“I have neighbours and friends with relatives in Texas, New Jersey and California. They say it is more expensive and difficult for them to come and visit them now,” Riveron added.

Harder to travel and send money

On September 9th, Trump extended for another year the Trading with the Enemy Act, a law originally passed in 1917. It supports the economic embargo the US has imposed on Cuba since 1962.

Since the beginning of this year alone, the US Department of Treasury has established bans to prevent banking and financial entities from sending remittances to the island, which in September 2019, was limited to 1,000 dollars per quarter.

Take out in Old Havana. Photo: Jorge Luis Baños / IPS

“Stopping family members from supporting each other amid a pandemic and food shortages in Cuba, and closing down channels for sending remittances without a viable alternative, is cruel and goes against US values,” read a statement issued by seven US organizations that encourage ties with Cuba, on September 29th.

The Center for Democracy in the Americas was one of the entities that signed the document. They recalled that each year the Cuban-American community – estimated at 1.2 million – sends some 3.7 billion USD to their family on the island.

Small businesses hard hit

However, in the first five months of 2020, this amount dropped by 518 million USD compared to the same period in 2019. The Center’s statement highlights the impact of this change in US policy on financial remittances.

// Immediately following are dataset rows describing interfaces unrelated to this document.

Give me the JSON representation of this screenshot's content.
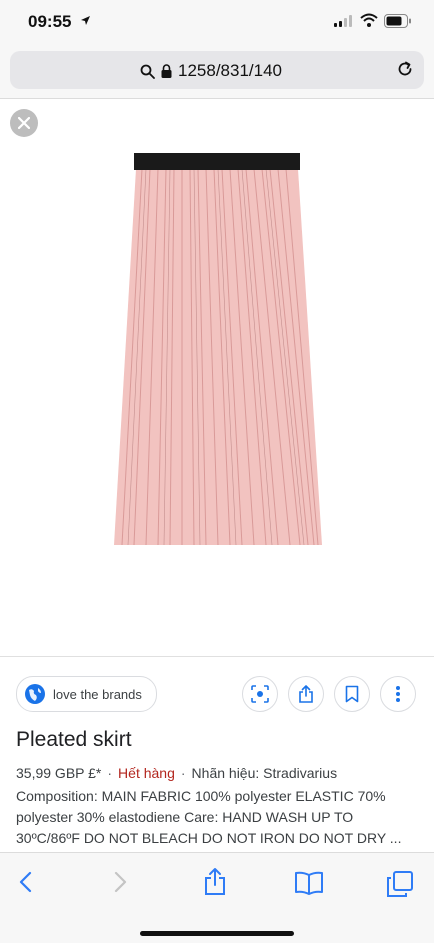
{
  "status_bar": {
    "time": "09:55"
  },
  "browser": {
    "url": "1258/831/140"
  },
  "image_viewer": {
    "source": {
      "name": "love the brands",
      "icon": "globe-icon"
    },
    "actions": [
      "lens-icon",
      "share-icon",
      "bookmark-icon",
      "more-icon"
    ],
    "product": {
      "title": "Pleated skirt",
      "price": "35,99 GBP £*",
      "stock_status": "Hết hàng",
      "brand": "Nhãn hiệu: Stradivarius",
      "description": "Composition: MAIN FABRIC 100% polyester ELASTIC 70% polyester 30% elastodiene Care: HAND WASH UP TO 30ºC/86ºF DO NOT BLEACH DO NOT IRON DO NOT DRY ..."
    }
  },
  "toolbar": {
    "items": [
      "back-icon",
      "forward-icon",
      "share-icon",
      "bookmarks-icon",
      "tabs-icon"
    ]
  },
  "colors": {
    "skirt": "#f2c2c0",
    "waistband": "#1a1a1a",
    "stock": "#b3261e",
    "ios_blue": "#2f7cf6"
  }
}
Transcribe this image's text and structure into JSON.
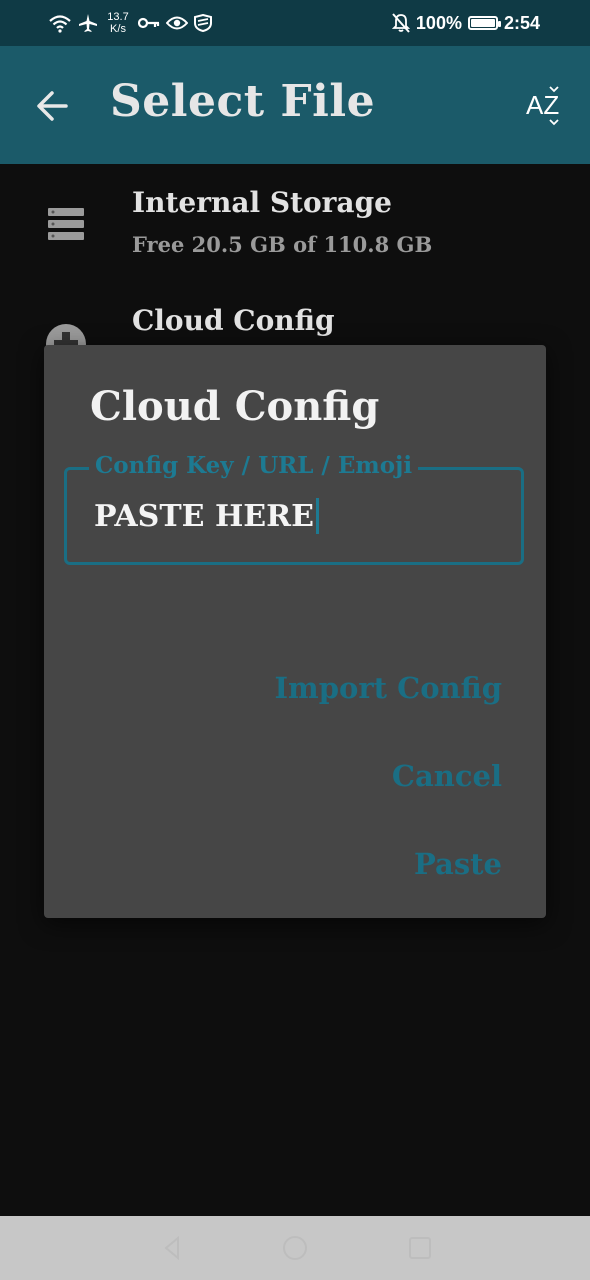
{
  "status_bar": {
    "speed_value": "13.7",
    "speed_unit": "K/s",
    "battery": "100%",
    "time": "2:54",
    "icons": [
      "wifi-icon",
      "airplane-icon",
      "key-icon",
      "eye-icon",
      "shield-icon",
      "mute-icon",
      "battery-icon"
    ]
  },
  "app_bar": {
    "title": "Select File",
    "sort_label": "AZ"
  },
  "list": {
    "items": [
      {
        "title": "Internal Storage",
        "subtitle": "Free 20.5 GB of 110.8 GB",
        "icon": "storage-icon"
      },
      {
        "title": "Cloud Config",
        "icon": "cloud-icon"
      }
    ]
  },
  "dialog": {
    "title": "Cloud Config",
    "field_label": "Config Key / URL / Emoji",
    "field_value": "PASTE HERE",
    "buttons": {
      "import": "Import Config",
      "cancel": "Cancel",
      "paste": "Paste"
    }
  },
  "colors": {
    "status_bar": "#0f3a45",
    "app_bar": "#1b5a69",
    "accent": "#1a6e84",
    "dialog_bg": "#464646",
    "background": "#0e0e0e"
  }
}
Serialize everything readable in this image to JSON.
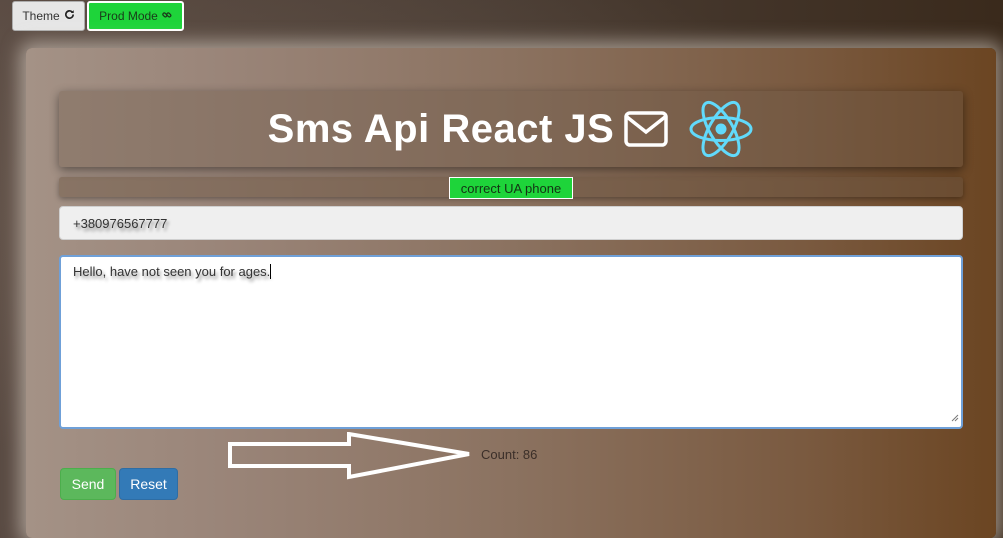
{
  "toolbar": {
    "theme_label": "Theme",
    "theme_icon": "refresh-icon",
    "prod_label": "Prod Mode",
    "prod_icon": "link-icon"
  },
  "header": {
    "title": "Sms Api React JS",
    "icons": [
      "envelope-icon",
      "react-logo-icon"
    ]
  },
  "status": {
    "badge": "correct UA phone",
    "badge_color": "#1ed43a"
  },
  "form": {
    "phone_value": "+380976567777",
    "message_value": "Hello, have not seen you for ages.",
    "count_text": "Count: 86",
    "send_label": "Send",
    "reset_label": "Reset"
  },
  "colors": {
    "send": "#5cb85c",
    "reset": "#337ab7",
    "react": "#61dafb",
    "accent_green": "#1ed43a"
  }
}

“The deterioration of the political climate between the two governments had led to serious problems for thousands of self-employed. It has worsened the impact of the current economic crisis on the island on them,” said Oniel Diaz, founder and leader of consultancy firm Auge, which advises the Cuban private sector.

Obama’s policy towards Cuba prioritized the development of the private sector, which flourished as part of the economic updating process began in 2010, and which before Covid-19 involved over 600,000 people, approximately 13% of the country’s workforce.

Eighty per cent of business owners believe that Trump’s policies towards Cuba have negatively affected their business, cutting their revenue. This contributes to an overall hostile and pessimistic environment for the private sector’s development and growth. This perception comes from an AUGE consultants study issued in September 2019.

“Research carried out in Havana revealed that 73% of business owners wanted the rapprochement process with the US to pick up where it left off. Sixty-nine per cent want the blockade to end, while 40% wanted access to training programs in the US,” noted Diaz.

Democrat candidate Joe Biden, the VP under Obama, has said that if elected, he will change US policy towards Cuba. He would support remittances to the island, among other measures.

“We can’t expect anything from Trump. These are just some of the advantages we could have if Biden is elected. However, the only thing that can save us in the future is overcoming our economic crisis and seeing an end of the pandemic,” Esteban Morales weighed in.